WHAT YOU NEED TO DO
Some lines below hold "text". Pick them out and copy them.

MATERIAL SUPPLIED
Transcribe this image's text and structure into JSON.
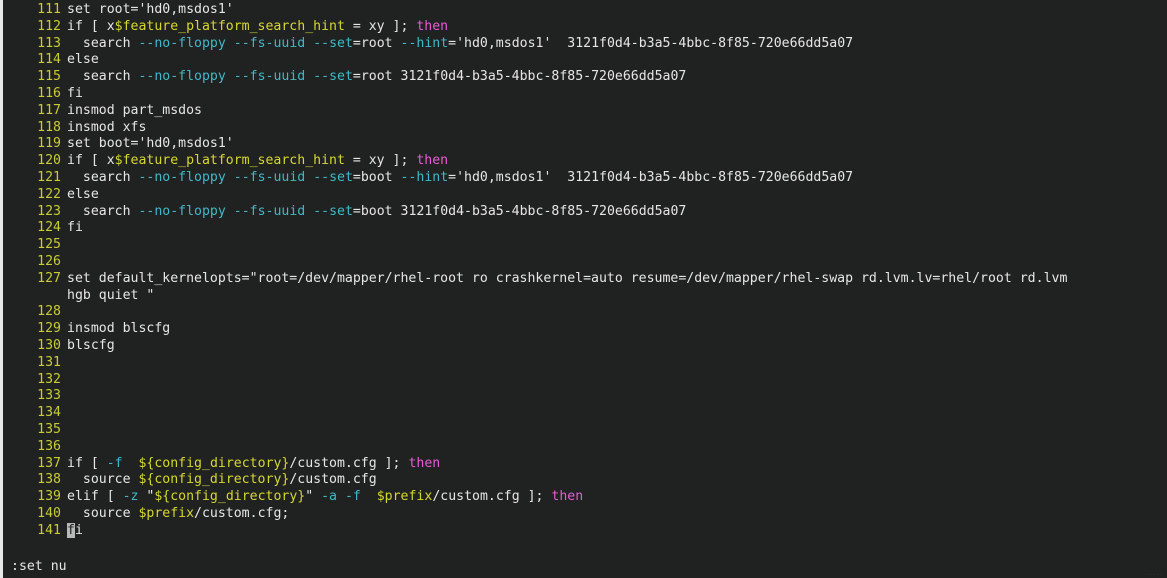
{
  "app": {
    "name": "vim",
    "background_color": "#202221",
    "foreground_color": "#e6e6e6",
    "linenumber_color": "#c9cc35",
    "keyword_color": "#e65bd4",
    "option_color": "#3fb9c9",
    "variable_color": "#d7d72f",
    "cursor_color": "#b8b8b8"
  },
  "statusline": {
    "command": ":set nu"
  },
  "watermark": {
    "text": "....."
  },
  "editor": {
    "first_line_number": 111,
    "cursor_line": 141,
    "cursor_column": 1,
    "lines": [
      {
        "num": "111",
        "spans": [
          {
            "t": "set root='hd0,msdos1'",
            "c": "plain"
          }
        ]
      },
      {
        "num": "112",
        "spans": [
          {
            "t": "if [ x",
            "c": "plain"
          },
          {
            "t": "$feature_platform_search_hint",
            "c": "var"
          },
          {
            "t": " = xy ]; ",
            "c": "plain"
          },
          {
            "t": "then",
            "c": "kw"
          }
        ]
      },
      {
        "num": "113",
        "spans": [
          {
            "t": "  search ",
            "c": "plain"
          },
          {
            "t": "--no-floppy",
            "c": "flag"
          },
          {
            "t": " ",
            "c": "plain"
          },
          {
            "t": "--fs-uuid",
            "c": "flag"
          },
          {
            "t": " ",
            "c": "plain"
          },
          {
            "t": "--set",
            "c": "flag"
          },
          {
            "t": "=root ",
            "c": "plain"
          },
          {
            "t": "--hint",
            "c": "flag"
          },
          {
            "t": "='hd0,msdos1'  3121f0d4-b3a5-4bbc-8f85-720e66dd5a07",
            "c": "plain"
          }
        ]
      },
      {
        "num": "114",
        "spans": [
          {
            "t": "else",
            "c": "plain"
          }
        ]
      },
      {
        "num": "115",
        "spans": [
          {
            "t": "  search ",
            "c": "plain"
          },
          {
            "t": "--no-floppy",
            "c": "flag"
          },
          {
            "t": " ",
            "c": "plain"
          },
          {
            "t": "--fs-uuid",
            "c": "flag"
          },
          {
            "t": " ",
            "c": "plain"
          },
          {
            "t": "--set",
            "c": "flag"
          },
          {
            "t": "=root 3121f0d4-b3a5-4bbc-8f85-720e66dd5a07",
            "c": "plain"
          }
        ]
      },
      {
        "num": "116",
        "spans": [
          {
            "t": "fi",
            "c": "plain"
          }
        ]
      },
      {
        "num": "117",
        "spans": [
          {
            "t": "insmod part_msdos",
            "c": "plain"
          }
        ]
      },
      {
        "num": "118",
        "spans": [
          {
            "t": "insmod xfs",
            "c": "plain"
          }
        ]
      },
      {
        "num": "119",
        "spans": [
          {
            "t": "set boot='hd0,msdos1'",
            "c": "plain"
          }
        ]
      },
      {
        "num": "120",
        "spans": [
          {
            "t": "if [ x",
            "c": "plain"
          },
          {
            "t": "$feature_platform_search_hint",
            "c": "var"
          },
          {
            "t": " = xy ]; ",
            "c": "plain"
          },
          {
            "t": "then",
            "c": "kw"
          }
        ]
      },
      {
        "num": "121",
        "spans": [
          {
            "t": "  search ",
            "c": "plain"
          },
          {
            "t": "--no-floppy",
            "c": "flag"
          },
          {
            "t": " ",
            "c": "plain"
          },
          {
            "t": "--fs-uuid",
            "c": "flag"
          },
          {
            "t": " ",
            "c": "plain"
          },
          {
            "t": "--set",
            "c": "flag"
          },
          {
            "t": "=boot ",
            "c": "plain"
          },
          {
            "t": "--hint",
            "c": "flag"
          },
          {
            "t": "='hd0,msdos1'  3121f0d4-b3a5-4bbc-8f85-720e66dd5a07",
            "c": "plain"
          }
        ]
      },
      {
        "num": "122",
        "spans": [
          {
            "t": "else",
            "c": "plain"
          }
        ]
      },
      {
        "num": "123",
        "spans": [
          {
            "t": "  search ",
            "c": "plain"
          },
          {
            "t": "--no-floppy",
            "c": "flag"
          },
          {
            "t": " ",
            "c": "plain"
          },
          {
            "t": "--fs-uuid",
            "c": "flag"
          },
          {
            "t": " ",
            "c": "plain"
          },
          {
            "t": "--set",
            "c": "flag"
          },
          {
            "t": "=boot 3121f0d4-b3a5-4bbc-8f85-720e66dd5a07",
            "c": "plain"
          }
        ]
      },
      {
        "num": "124",
        "spans": [
          {
            "t": "fi",
            "c": "plain"
          }
        ]
      },
      {
        "num": "125",
        "spans": []
      },
      {
        "num": "126",
        "spans": []
      },
      {
        "num": "127",
        "spans": [
          {
            "t": "set default_kernelopts=\"root=/dev/mapper/rhel-root ro crashkernel=auto resume=/dev/mapper/rhel-swap rd.lvm.lv=rhel/root rd.lvm",
            "c": "plain"
          }
        ]
      },
      {
        "num": "",
        "wrapped": true,
        "spans": [
          {
            "t": "hgb quiet \"",
            "c": "plain"
          }
        ]
      },
      {
        "num": "128",
        "spans": []
      },
      {
        "num": "129",
        "spans": [
          {
            "t": "insmod blscfg",
            "c": "plain"
          }
        ]
      },
      {
        "num": "130",
        "spans": [
          {
            "t": "blscfg",
            "c": "plain"
          }
        ]
      },
      {
        "num": "131",
        "spans": []
      },
      {
        "num": "132",
        "spans": []
      },
      {
        "num": "133",
        "spans": []
      },
      {
        "num": "134",
        "spans": []
      },
      {
        "num": "135",
        "spans": []
      },
      {
        "num": "136",
        "spans": []
      },
      {
        "num": "137",
        "spans": [
          {
            "t": "if [ ",
            "c": "plain"
          },
          {
            "t": "-f",
            "c": "flag"
          },
          {
            "t": "  ",
            "c": "plain"
          },
          {
            "t": "${config_directory}",
            "c": "var"
          },
          {
            "t": "/custom.cfg ]; ",
            "c": "plain"
          },
          {
            "t": "then",
            "c": "kw"
          }
        ]
      },
      {
        "num": "138",
        "spans": [
          {
            "t": "  source ",
            "c": "plain"
          },
          {
            "t": "${config_directory}",
            "c": "var"
          },
          {
            "t": "/custom.cfg",
            "c": "plain"
          }
        ]
      },
      {
        "num": "139",
        "spans": [
          {
            "t": "elif [ ",
            "c": "plain"
          },
          {
            "t": "-z",
            "c": "flag"
          },
          {
            "t": " \"",
            "c": "plain"
          },
          {
            "t": "${config_directory}",
            "c": "var"
          },
          {
            "t": "\" ",
            "c": "plain"
          },
          {
            "t": "-a",
            "c": "flag"
          },
          {
            "t": " ",
            "c": "plain"
          },
          {
            "t": "-f",
            "c": "flag"
          },
          {
            "t": "  ",
            "c": "plain"
          },
          {
            "t": "$prefix",
            "c": "var"
          },
          {
            "t": "/custom.cfg ]; ",
            "c": "plain"
          },
          {
            "t": "then",
            "c": "kw"
          }
        ]
      },
      {
        "num": "140",
        "spans": [
          {
            "t": "  source ",
            "c": "plain"
          },
          {
            "t": "$prefix",
            "c": "var"
          },
          {
            "t": "/custom.cfg;",
            "c": "plain"
          }
        ]
      },
      {
        "num": "141",
        "spans": [
          {
            "t": "f",
            "c": "plain",
            "cursor": true
          },
          {
            "t": "i",
            "c": "plain"
          }
        ]
      }
    ]
  }
}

RESULT FOR THIS EXERCISE
Transcribe this image's text and structure into JSON.
    "text": "....."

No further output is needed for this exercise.